— Instructions for the task —
Below are records to give again exactly; omit each image they contain.

Page and application data records
----
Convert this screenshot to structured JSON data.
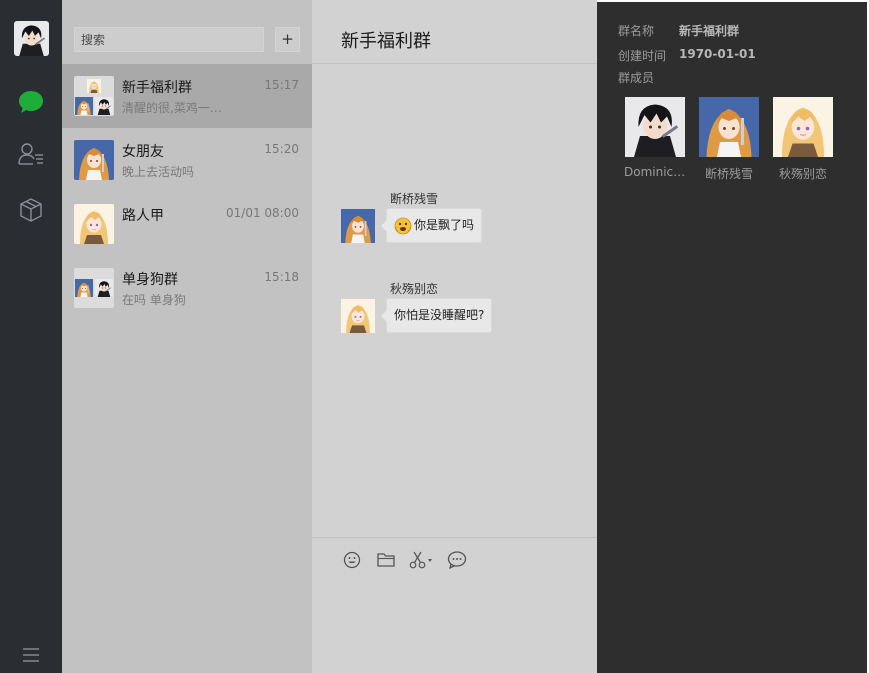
{
  "search": {
    "placeholder": "搜索",
    "add_label": "+"
  },
  "nav": {
    "items": [
      {
        "name": "chat",
        "icon": "chat-bubble-icon",
        "active_color": "#1fad3a"
      },
      {
        "name": "contacts",
        "icon": "contacts-icon"
      },
      {
        "name": "favorites",
        "icon": "box-icon"
      },
      {
        "name": "menu",
        "icon": "menu-icon"
      }
    ]
  },
  "chats": [
    {
      "name": "新手福利群",
      "time": "15:17",
      "preview": "清醒的很,菜鸡一群..."
    },
    {
      "name": "女朋友",
      "time": "15:20",
      "preview": "晚上去活动吗"
    },
    {
      "name": "路人甲",
      "time": "01/01 08:00",
      "preview": ""
    },
    {
      "name": "单身狗群",
      "time": "15:18",
      "preview": "在吗 单身狗"
    }
  ],
  "conversation": {
    "title": "新手福利群",
    "messages": [
      {
        "sender": "断桥残雪",
        "text": "你是飘了吗",
        "emoji": "emoji-face-icon"
      },
      {
        "sender": "秋殇别恋",
        "text": "你怕是没睡醒吧?"
      }
    ],
    "tools": [
      "smile-icon",
      "folder-icon",
      "scissors-icon",
      "chat-bubble-outline-icon"
    ]
  },
  "group_info": {
    "name_label": "群名称",
    "name_value": "新手福利群",
    "created_label": "创建时间",
    "created_value": "1970-01-01",
    "members_label": "群成员",
    "members": [
      {
        "name": "Dominick..."
      },
      {
        "name": "断桥残雪"
      },
      {
        "name": "秋殇别恋"
      }
    ]
  },
  "colors": {
    "rail": "#2a2d31",
    "list_bg": "#c2c2c2",
    "list_active": "#a9a9a9",
    "conv_bg": "#d2d2d2",
    "info_bg": "#2e2e2e",
    "accent": "#1fad3a"
  }
}
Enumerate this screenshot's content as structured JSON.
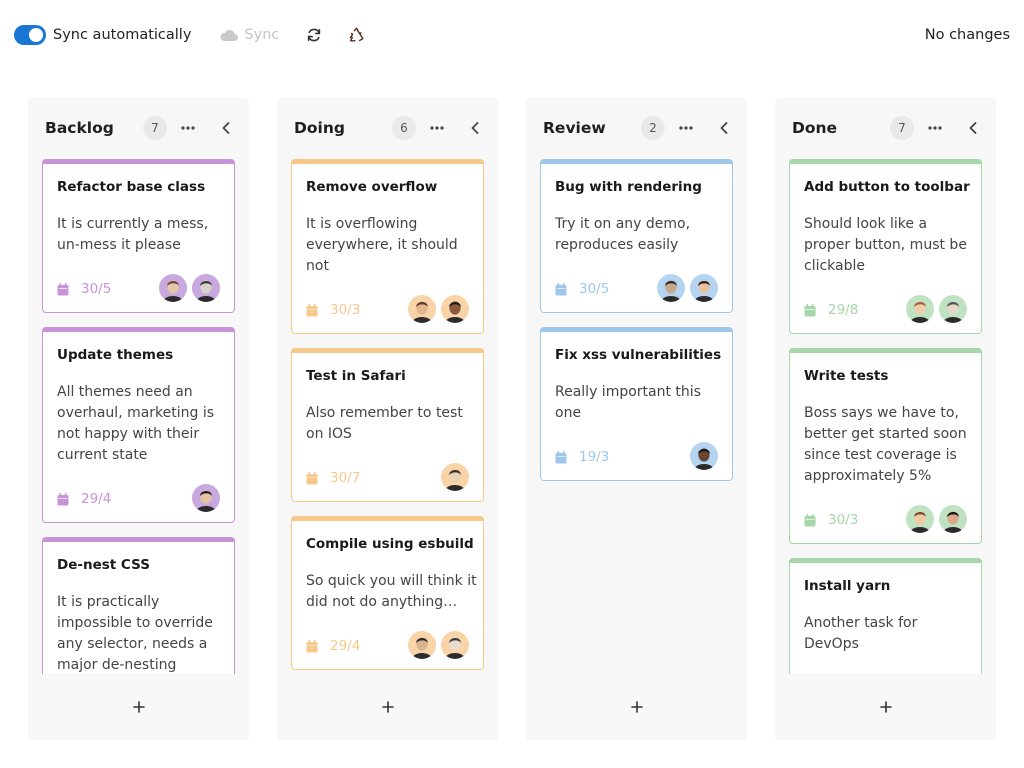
{
  "toolbar": {
    "toggle_label": "Sync automatically",
    "toggle_on": true,
    "sync_label": "Sync",
    "status": "No changes",
    "accent": "#1976d2"
  },
  "columns": [
    {
      "title": "Backlog",
      "count": "7",
      "color": "#c893d9",
      "cards": [
        {
          "title": "Refactor base class",
          "desc": "It is currently a mess, un-mess it please",
          "date": "30/5"
        },
        {
          "title": "Update themes",
          "desc": "All themes need an overhaul, marketing is not happy with their current state",
          "date": "29/4"
        },
        {
          "title": "De-nest CSS",
          "desc": "It is practically impossible to override any selector, needs a major de-nesting",
          "date": ""
        }
      ]
    },
    {
      "title": "Doing",
      "count": "6",
      "color": "#f6c98a",
      "cards": [
        {
          "title": "Remove overflow",
          "desc": "It is overflowing everywhere, it should not",
          "date": "30/3"
        },
        {
          "title": "Test in Safari",
          "desc": "Also remember to test on IOS",
          "date": "30/7"
        },
        {
          "title": "Compile using esbuild",
          "desc": "So quick you will think it did not do anything…",
          "date": "29/4"
        }
      ]
    },
    {
      "title": "Review",
      "count": "2",
      "color": "#9fc7ea",
      "cards": [
        {
          "title": "Bug with rendering",
          "desc": "Try it on any demo, reproduces easily",
          "date": "30/5"
        },
        {
          "title": "Fix xss vulnerabilities",
          "desc": "Really important this one",
          "date": "19/3"
        }
      ]
    },
    {
      "title": "Done",
      "count": "7",
      "color": "#a6d6a9",
      "cards": [
        {
          "title": "Add button to toolbar",
          "desc": "Should look like a proper button, must be clickable",
          "date": "29/8"
        },
        {
          "title": "Write tests",
          "desc": "Boss says we have to, better get started soon since test coverage is approximately 5%",
          "date": "30/3"
        },
        {
          "title": "Install yarn",
          "desc": "Another task for DevOps",
          "date": ""
        }
      ]
    }
  ],
  "icons": {
    "toggle": "toggle-switch-icon",
    "sync": "cloud-icon",
    "refresh": "refresh-icon",
    "recycle": "recycle-icon",
    "menu": "ellipsis-icon",
    "collapse": "chevron-left-icon",
    "date": "calendar-icon",
    "add": "plus-icon"
  }
}
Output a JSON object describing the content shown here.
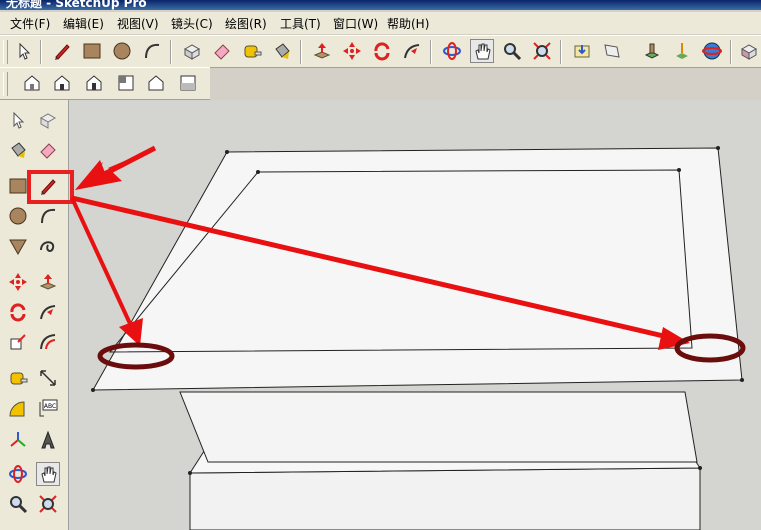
{
  "window": {
    "title": "无标题 - SketchUp Pro"
  },
  "menu": [
    "文件(F)",
    "编辑(E)",
    "视图(V)",
    "镜头(C)",
    "绘图(R)",
    "工具(T)",
    "窗口(W)",
    "帮助(H)"
  ],
  "toolbar_main": {
    "icons": [
      "select-icon",
      "pencil-icon",
      "rectangle-icon",
      "circle-icon",
      "arc-icon",
      "make-component-icon",
      "eraser-icon",
      "tape-measure-icon",
      "paint-bucket-icon",
      "push-pull-icon",
      "move-icon",
      "rotate-icon",
      "follow-me-icon",
      "orbit-icon",
      "pan-icon",
      "zoom-icon",
      "zoom-extents-icon",
      "get-models-icon",
      "share-model-icon",
      "place-model-icon",
      "add-location-icon",
      "google-earth-icon",
      "component-icon"
    ]
  },
  "toolbar_views": {
    "icons": [
      "iso-view-icon",
      "top-view-icon",
      "front-view-icon",
      "right-view-icon",
      "back-view-icon",
      "left-view-icon"
    ]
  },
  "left_toolbar": {
    "icons": [
      "select-icon",
      "component-icon",
      "paint-bucket-icon",
      "eraser-icon",
      "rectangle-icon",
      "pencil-icon",
      "circle-icon",
      "arc-icon",
      "polygon-icon",
      "freehand-icon",
      "move-icon",
      "push-pull-icon",
      "rotate-icon",
      "follow-me-icon",
      "scale-icon",
      "offset-icon",
      "tape-measure-icon",
      "dimension-icon",
      "protractor-icon",
      "text-icon",
      "axes-icon",
      "3d-text-icon",
      "orbit-icon",
      "pan-icon",
      "zoom-icon",
      "zoom-extents-icon"
    ],
    "highlighted": "pencil-icon",
    "text_icon_label": "ABC"
  },
  "colors": {
    "annotation_red": "#e81010",
    "highlight_box": "#e82020",
    "ellipse": "#6b0d0d",
    "viewport_bg": "#d4d4d0",
    "model_face": "#f4f4f4"
  }
}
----
— Finished task —
Convert this screenshot to structured JSON data.
{
  "search": {
    "placeholder": "搜索",
    "add_label": "+"
  },
  "nav": {
    "items": [
      {
        "name": "chat",
        "icon": "chat-bubble-icon",
        "active_color": "#1fad3a"
      },
      {
        "name": "contacts",
        "icon": "contacts-icon"
      },
      {
        "name": "favorites",
        "icon": "box-icon"
      },
      {
        "name": "menu",
        "icon": "menu-icon"
      }
    ]
  },
  "chats": [
    {
      "name": "新手福利群",
      "time": "15:17",
      "preview": "清醒的很,菜鸡一群..."
    },
    {
      "name": "女朋友",
      "time": "15:20",
      "preview": "晚上去活动吗"
    },
    {
      "name": "路人甲",
      "time": "01/01 08:00",
      "preview": ""
    },
    {
      "name": "单身狗群",
      "time": "15:18",
      "preview": "在吗 单身狗"
    }
  ],
  "conversation": {
    "title": "新手福利群",
    "messages": [
      {
        "sender": "断桥残雪",
        "text": "你是飘了吗",
        "emoji": "emoji-face-icon"
      },
      {
        "sender": "秋殇别恋",
        "text": "你怕是没睡醒吧?"
      }
    ],
    "tools": [
      "smile-icon",
      "folder-icon",
      "scissors-icon",
      "chat-bubble-outline-icon"
    ]
  },
  "group_info": {
    "name_label": "群名称",
    "name_value": "新手福利群",
    "created_label": "创建时间",
    "created_value": "1970-01-01",
    "members_label": "群成员",
    "members": [
      {
        "name": "Dominick..."
      },
      {
        "name": "断桥残雪"
      },
      {
        "name": "秋殇别恋"
      }
    ]
  },
  "colors": {
    "rail": "#2a2d31",
    "list_bg": "#c2c2c2",
    "list_active": "#a9a9a9",
    "conv_bg": "#d2d2d2",
    "info_bg": "#2e2e2e",
    "accent": "#1fad3a"
  }
}
Enumerate this screenshot's content as structured JSON.
{
  "toolbar": {
    "toggle_label": "Sync automatically",
    "toggle_on": true,
    "sync_label": "Sync",
    "status": "No changes",
    "accent": "#1976d2"
  },
  "columns": [
    {
      "title": "Backlog",
      "count": "7",
      "color": "#c893d9",
      "cards": [
        {
          "title": "Refactor base class",
          "desc": "It is currently a mess, un-mess it please",
          "date": "30/5"
        },
        {
          "title": "Update themes",
          "desc": "All themes need an overhaul, marketing is not happy with their current state",
          "date": "29/4"
        },
        {
          "title": "De-nest CSS",
          "desc": "It is practically impossible to override any selector, needs a major de-nesting",
          "date": ""
        }
      ]
    },
    {
      "title": "Doing",
      "count": "6",
      "color": "#f6c98a",
      "cards": [
        {
          "title": "Remove overflow",
          "desc": "It is overflowing everywhere, it should not",
          "date": "30/3"
        },
        {
          "title": "Test in Safari",
          "desc": "Also remember to test on IOS",
          "date": "30/7"
        },
        {
          "title": "Compile using esbuild",
          "desc": "So quick you will think it did not do anything…",
          "date": "29/4"
        }
      ]
    },
    {
      "title": "Review",
      "count": "2",
      "color": "#9fc7ea",
      "cards": [
        {
          "title": "Bug with rendering",
          "desc": "Try it on any demo, reproduces easily",
          "date": "30/5"
        },
        {
          "title": "Fix xss vulnerabilities",
          "desc": "Really important this one",
          "date": "19/3"
        }
      ]
    },
    {
      "title": "Done",
      "count": "7",
      "color": "#a6d6a9",
      "cards": [
        {
          "title": "Add button to toolbar",
          "desc": "Should look like a proper button, must be clickable",
          "date": "29/8"
        },
        {
          "title": "Write tests",
          "desc": "Boss says we have to, better get started soon since test coverage is approximately 5%",
          "date": "30/3"
        },
        {
          "title": "Install yarn",
          "desc": "Another task for DevOps",
          "date": ""
        }
      ]
    }
  ],
  "icons": {
    "toggle": "toggle-switch-icon",
    "sync": "cloud-icon",
    "refresh": "refresh-icon",
    "recycle": "recycle-icon",
    "menu": "ellipsis-icon",
    "collapse": "chevron-left-icon",
    "date": "calendar-icon",
    "add": "plus-icon"
  }
}
Output a JSON object describing the content shown here.
{
  "window": {
    "title": "无标题 - SketchUp Pro"
  },
  "menu": [
    "文件(F)",
    "编辑(E)",
    "视图(V)",
    "镜头(C)",
    "绘图(R)",
    "工具(T)",
    "窗口(W)",
    "帮助(H)"
  ],
  "toolbar_main": {
    "icons": [
      "select-icon",
      "pencil-icon",
      "rectangle-icon",
      "circle-icon",
      "arc-icon",
      "make-component-icon",
      "eraser-icon",
      "tape-measure-icon",
      "paint-bucket-icon",
      "push-pull-icon",
      "move-icon",
      "rotate-icon",
      "follow-me-icon",
      "orbit-icon",
      "pan-icon",
      "zoom-icon",
      "zoom-extents-icon",
      "get-models-icon",
      "share-model-icon",
      "place-model-icon",
      "add-location-icon",
      "google-earth-icon",
      "component-icon"
    ]
  },
  "toolbar_views": {
    "icons": [
      "iso-view-icon",
      "top-view-icon",
      "front-view-icon",
      "right-view-icon",
      "back-view-icon",
      "left-view-icon"
    ]
  },
  "left_toolbar": {
    "icons": [
      "select-icon",
      "component-icon",
      "paint-bucket-icon",
      "eraser-icon",
      "rectangle-icon",
      "pencil-icon",
      "circle-icon",
      "arc-icon",
      "polygon-icon",
      "freehand-icon",
      "move-icon",
      "push-pull-icon",
      "rotate-icon",
      "follow-me-icon",
      "scale-icon",
      "offset-icon",
      "tape-measure-icon",
      "dimension-icon",
      "protractor-icon",
      "text-icon",
      "axes-icon",
      "3d-text-icon",
      "orbit-icon",
      "pan-icon",
      "zoom-icon",
      "zoom-extents-icon"
    ],
    "highlighted": "pencil-icon",
    "text_icon_label": "ABC"
  },
  "colors": {
    "annotation_red": "#e81010",
    "highlight_box": "#e82020",
    "ellipse": "#6b0d0d",
    "viewport_bg": "#d4d4d0",
    "model_face": "#f4f4f4"
  }
}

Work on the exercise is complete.